FX's Cold War spy drama “The Americans” often feels as slow as actual spy craft; I guess we always knew the espionage game is more “Tinker Tailor Soldier Spy” than “GoldenEye.” Not a lot of leaping of buildings, but plenty of meetings, analysis, and attempts to crack codes.
To that list of tedious tasks “The Americans” can add laundry and getting the kids to school.
The 1980s-set series, which begins its second season Wednesday night, focuses hard on the home lives of Philip and Elizabeth Jennings, Soviet spies posing as Washington, D.C. suburbanites.
Why on earth would these people have had kids? The show might be more believable if they didn't, but the stakes would be nowhere near as high. There's no drama on “The Americans” about who will ultimately win, so the show makes us care about the pawns: Not just Elizabeth and Philip (Keri Russell and Matthew Rhys), but also their cheating FBI neighbor, Stan (Noah Emmerich), his double-agent paramour Nina (Annet Mahendru) and Stan's neglected wife Sandra (Susan Misner).
But we may worry most about the Jennings kids (Holly Taylor and Keidrich Sellati). Children are masterful keepers of secrets, and part of the fun of “The Americans” is that the parents have far richer secret lives than even their teenager, Paige. If you watch “Homeland,” you may be apprehensive about a spy show turning its attention to the teenage girl. But it works on “The Americans.” Paige has inherited her parents’ ability to snoop. Her little brother Henry is clueless, like all little brothers, but adorably so.

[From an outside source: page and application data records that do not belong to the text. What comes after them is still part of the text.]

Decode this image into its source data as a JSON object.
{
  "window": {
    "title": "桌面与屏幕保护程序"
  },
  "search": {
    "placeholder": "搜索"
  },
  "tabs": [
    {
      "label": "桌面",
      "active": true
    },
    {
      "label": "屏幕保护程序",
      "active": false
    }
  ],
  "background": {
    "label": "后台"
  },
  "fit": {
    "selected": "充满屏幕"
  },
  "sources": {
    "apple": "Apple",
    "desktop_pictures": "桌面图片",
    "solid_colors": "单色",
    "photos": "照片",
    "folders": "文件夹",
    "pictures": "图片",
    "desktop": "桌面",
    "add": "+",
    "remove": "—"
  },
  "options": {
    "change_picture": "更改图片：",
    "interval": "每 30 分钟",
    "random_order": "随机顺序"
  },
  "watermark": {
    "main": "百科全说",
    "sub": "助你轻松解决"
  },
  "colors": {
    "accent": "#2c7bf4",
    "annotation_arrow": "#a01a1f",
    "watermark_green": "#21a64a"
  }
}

If Season 1 was about the Philip and Elizabeth's marriage, Season 2 is about their children. In the premiere, Philip and Elizabeth meet up with another undercover couple, and things go badly. They begin to wonder if they can shield their children at all — as if they weren't already stretched thin.

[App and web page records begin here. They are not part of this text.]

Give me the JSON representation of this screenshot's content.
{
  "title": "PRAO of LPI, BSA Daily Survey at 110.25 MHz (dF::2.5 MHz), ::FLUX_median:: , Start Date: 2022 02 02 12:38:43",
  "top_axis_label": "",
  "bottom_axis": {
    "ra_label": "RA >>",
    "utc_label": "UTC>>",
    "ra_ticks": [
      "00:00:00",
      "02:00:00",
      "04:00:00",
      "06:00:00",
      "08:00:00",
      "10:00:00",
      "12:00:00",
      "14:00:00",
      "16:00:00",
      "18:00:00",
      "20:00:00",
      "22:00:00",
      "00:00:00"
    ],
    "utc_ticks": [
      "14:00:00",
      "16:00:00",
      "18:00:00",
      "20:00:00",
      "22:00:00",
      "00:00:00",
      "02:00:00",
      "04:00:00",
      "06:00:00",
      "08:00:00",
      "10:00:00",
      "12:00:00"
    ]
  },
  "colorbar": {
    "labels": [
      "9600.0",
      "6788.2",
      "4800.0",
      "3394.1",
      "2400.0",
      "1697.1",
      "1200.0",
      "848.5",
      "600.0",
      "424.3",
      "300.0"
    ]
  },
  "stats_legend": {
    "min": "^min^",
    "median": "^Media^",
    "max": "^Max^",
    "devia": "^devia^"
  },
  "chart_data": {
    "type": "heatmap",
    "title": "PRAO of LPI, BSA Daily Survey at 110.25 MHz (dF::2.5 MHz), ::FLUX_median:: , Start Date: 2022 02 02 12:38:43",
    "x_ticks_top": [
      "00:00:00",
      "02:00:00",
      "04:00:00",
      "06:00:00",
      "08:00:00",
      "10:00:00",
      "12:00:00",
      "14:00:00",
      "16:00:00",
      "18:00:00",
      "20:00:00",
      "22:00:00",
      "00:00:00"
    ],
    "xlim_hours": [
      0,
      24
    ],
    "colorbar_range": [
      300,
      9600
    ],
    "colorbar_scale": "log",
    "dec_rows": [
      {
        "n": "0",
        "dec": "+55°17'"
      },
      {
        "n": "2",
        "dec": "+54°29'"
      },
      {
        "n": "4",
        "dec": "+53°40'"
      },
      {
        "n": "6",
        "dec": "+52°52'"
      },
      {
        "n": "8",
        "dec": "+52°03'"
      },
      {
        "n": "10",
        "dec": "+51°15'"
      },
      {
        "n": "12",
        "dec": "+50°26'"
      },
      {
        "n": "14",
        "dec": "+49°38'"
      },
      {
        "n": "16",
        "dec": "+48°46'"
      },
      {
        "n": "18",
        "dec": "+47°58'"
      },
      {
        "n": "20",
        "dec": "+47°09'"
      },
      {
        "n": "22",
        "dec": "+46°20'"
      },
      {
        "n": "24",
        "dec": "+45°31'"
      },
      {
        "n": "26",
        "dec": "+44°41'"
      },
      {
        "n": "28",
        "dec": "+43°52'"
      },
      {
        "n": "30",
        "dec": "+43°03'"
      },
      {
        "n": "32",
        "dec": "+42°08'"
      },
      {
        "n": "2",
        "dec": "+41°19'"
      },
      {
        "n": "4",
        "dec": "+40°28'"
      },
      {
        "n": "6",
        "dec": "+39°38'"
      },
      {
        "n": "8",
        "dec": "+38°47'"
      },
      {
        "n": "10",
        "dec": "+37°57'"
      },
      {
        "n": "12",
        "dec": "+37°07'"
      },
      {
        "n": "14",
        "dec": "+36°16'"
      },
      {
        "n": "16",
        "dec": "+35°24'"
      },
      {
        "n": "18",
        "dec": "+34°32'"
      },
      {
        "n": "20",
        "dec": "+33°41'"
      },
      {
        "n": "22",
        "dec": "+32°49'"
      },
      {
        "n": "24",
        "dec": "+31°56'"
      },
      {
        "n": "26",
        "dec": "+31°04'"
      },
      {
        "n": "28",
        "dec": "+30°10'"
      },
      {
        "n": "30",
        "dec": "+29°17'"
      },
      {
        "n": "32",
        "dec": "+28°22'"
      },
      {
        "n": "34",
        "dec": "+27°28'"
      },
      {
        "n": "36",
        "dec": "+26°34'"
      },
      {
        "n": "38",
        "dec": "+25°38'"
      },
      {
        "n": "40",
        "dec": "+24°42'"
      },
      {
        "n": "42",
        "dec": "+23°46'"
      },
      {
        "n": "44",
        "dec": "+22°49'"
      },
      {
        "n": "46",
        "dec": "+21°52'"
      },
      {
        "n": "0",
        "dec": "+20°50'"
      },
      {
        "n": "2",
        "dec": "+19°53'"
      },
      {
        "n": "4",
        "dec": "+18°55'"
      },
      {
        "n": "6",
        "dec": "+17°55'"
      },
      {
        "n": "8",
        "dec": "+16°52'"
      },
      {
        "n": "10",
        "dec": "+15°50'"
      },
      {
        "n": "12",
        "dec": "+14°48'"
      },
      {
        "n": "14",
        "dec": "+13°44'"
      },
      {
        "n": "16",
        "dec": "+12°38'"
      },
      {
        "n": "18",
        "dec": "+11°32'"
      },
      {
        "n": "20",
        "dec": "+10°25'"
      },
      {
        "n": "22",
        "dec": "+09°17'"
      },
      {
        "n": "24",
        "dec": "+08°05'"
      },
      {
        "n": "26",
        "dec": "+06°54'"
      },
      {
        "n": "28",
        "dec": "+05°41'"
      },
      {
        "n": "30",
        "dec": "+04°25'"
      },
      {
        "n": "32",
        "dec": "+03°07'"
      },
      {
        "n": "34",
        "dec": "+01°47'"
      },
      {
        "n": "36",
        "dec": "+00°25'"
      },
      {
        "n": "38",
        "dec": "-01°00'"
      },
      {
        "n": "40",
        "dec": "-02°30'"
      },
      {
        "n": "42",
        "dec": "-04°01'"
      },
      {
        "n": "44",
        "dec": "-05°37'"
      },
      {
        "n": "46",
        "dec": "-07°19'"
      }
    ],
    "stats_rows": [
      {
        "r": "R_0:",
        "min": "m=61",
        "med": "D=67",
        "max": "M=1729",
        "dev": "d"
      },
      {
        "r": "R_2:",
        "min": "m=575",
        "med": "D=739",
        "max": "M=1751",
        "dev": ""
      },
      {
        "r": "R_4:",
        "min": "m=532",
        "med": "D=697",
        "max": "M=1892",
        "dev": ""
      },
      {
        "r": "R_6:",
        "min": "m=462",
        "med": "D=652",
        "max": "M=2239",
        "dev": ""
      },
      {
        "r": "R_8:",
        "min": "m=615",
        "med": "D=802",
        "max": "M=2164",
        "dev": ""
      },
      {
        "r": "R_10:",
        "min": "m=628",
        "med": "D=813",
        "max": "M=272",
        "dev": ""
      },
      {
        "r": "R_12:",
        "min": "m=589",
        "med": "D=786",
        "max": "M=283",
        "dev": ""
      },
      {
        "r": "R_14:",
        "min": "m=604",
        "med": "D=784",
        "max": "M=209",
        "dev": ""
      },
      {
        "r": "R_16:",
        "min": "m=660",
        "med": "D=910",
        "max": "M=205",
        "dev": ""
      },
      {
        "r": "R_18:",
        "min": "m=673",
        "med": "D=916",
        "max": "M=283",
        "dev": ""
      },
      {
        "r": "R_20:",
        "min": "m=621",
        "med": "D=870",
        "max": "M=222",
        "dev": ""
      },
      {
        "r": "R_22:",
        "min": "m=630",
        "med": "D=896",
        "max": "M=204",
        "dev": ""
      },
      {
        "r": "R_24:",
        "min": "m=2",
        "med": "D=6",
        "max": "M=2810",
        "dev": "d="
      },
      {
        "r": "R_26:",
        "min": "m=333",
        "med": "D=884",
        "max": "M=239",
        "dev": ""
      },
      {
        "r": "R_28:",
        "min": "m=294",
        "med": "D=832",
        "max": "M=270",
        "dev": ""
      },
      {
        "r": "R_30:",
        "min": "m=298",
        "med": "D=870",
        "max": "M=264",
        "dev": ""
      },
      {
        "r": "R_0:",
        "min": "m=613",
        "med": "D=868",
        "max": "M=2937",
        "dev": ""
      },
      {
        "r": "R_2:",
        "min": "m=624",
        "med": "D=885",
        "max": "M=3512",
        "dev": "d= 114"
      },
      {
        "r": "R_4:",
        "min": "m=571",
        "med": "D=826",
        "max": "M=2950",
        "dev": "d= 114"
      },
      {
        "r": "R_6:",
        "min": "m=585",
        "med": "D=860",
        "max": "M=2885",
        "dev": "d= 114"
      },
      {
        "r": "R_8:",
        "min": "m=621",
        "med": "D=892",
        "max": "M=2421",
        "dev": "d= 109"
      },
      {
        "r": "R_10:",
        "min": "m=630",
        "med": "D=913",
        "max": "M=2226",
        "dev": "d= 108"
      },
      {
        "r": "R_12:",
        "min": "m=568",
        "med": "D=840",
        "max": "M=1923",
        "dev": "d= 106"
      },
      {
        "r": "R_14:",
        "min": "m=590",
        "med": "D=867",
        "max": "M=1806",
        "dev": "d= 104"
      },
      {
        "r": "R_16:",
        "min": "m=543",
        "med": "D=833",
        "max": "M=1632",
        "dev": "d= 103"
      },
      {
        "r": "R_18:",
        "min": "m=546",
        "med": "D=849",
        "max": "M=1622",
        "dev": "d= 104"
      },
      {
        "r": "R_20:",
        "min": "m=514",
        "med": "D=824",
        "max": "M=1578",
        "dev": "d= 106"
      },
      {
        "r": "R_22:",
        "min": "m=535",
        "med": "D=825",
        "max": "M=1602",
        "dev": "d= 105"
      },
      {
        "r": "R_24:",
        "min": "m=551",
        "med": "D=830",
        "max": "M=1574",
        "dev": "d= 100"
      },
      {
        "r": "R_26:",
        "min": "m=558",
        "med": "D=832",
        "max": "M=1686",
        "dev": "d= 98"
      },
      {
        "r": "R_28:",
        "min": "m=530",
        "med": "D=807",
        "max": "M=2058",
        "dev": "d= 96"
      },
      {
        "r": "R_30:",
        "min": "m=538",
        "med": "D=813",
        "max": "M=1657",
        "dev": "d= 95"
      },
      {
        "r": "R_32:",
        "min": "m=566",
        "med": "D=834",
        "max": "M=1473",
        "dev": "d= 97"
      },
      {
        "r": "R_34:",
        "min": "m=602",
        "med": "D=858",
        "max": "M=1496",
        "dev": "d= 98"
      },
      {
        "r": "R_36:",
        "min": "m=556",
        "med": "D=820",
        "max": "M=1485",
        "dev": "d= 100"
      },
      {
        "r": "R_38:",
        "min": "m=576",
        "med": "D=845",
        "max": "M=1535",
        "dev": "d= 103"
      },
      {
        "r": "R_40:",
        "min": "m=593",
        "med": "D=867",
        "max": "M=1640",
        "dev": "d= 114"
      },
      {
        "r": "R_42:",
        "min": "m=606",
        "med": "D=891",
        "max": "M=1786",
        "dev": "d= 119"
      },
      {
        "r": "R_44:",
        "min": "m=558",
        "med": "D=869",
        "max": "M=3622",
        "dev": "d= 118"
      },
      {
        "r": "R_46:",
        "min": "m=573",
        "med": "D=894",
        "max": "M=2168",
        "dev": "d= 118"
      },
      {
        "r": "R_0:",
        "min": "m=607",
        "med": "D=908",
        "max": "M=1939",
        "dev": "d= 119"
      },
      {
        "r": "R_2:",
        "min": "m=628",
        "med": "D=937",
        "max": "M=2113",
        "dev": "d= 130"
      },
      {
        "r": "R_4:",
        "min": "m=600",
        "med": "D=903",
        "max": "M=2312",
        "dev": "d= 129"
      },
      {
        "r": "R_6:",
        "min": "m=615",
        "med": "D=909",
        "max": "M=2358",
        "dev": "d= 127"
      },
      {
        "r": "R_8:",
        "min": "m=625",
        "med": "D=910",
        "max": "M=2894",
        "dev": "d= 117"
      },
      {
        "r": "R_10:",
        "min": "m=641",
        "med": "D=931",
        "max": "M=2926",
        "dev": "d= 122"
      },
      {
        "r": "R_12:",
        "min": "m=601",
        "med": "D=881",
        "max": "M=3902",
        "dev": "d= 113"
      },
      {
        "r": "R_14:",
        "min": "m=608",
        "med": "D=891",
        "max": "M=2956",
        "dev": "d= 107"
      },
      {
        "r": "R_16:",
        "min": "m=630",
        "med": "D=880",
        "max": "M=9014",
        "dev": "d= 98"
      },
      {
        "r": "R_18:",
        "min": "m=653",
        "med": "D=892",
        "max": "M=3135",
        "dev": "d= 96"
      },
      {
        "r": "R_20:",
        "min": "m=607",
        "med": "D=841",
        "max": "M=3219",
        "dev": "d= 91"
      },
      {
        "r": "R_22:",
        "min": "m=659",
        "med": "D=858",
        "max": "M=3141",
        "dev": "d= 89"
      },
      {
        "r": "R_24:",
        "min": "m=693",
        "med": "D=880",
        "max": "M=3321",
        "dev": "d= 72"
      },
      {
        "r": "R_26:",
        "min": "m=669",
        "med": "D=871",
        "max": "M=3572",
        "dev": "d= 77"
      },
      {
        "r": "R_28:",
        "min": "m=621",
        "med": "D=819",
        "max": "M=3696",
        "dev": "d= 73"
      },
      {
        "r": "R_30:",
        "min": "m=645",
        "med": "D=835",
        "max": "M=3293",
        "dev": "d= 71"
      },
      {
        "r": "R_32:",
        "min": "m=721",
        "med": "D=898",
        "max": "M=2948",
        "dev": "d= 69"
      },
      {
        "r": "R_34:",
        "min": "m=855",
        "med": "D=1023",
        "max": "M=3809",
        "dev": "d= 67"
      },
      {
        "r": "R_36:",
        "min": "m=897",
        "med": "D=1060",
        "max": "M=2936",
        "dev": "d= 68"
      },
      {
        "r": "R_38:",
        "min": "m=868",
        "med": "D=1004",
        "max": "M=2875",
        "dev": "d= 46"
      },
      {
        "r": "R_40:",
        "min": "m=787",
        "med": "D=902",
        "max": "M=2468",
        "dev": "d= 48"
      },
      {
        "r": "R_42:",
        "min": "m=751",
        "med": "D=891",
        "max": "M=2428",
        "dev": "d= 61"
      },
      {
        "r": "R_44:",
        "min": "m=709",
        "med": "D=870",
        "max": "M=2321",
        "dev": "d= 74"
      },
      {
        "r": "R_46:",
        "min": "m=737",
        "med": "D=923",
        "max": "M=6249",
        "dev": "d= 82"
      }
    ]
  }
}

Besides being full-time parents and spies, the Jennings also run a travel agency, one of the amusing anachronisms of the show. One of the joys of “The Americans” is how well it captures the early 80s – not the pastel part of the decade, but the grim 70s hangover years. They even eat depressing food, like French bread pizza and Salisbury steak. Stan watches Meryl Streep in “The French Lieutenant's Woman.” In the second episode, Philip finds a brand-new AT-AT in the closet.
But the Jennings aren't just occupied by work and future collectibles. Philip also has another distraction: A second wife, Martha (Allison Wright), who decides this season that she needs to buy a gun.
Didn't a great Russian writer say something about a gun?
Chekhov's principle that every element of a story needs a purpose seems to be very much at work. Yes, the first episodes can drag a bit, but they're setting up something.
Last season, “The Americans” started a little slow, too – but then it built up to a fantastic run of episodes, culminating in a mesmerizing sequence set to Peter Gabriel's “Games Without Frontiers.” This season has a Peter Gabriel montage by the third episode, which has to mean something.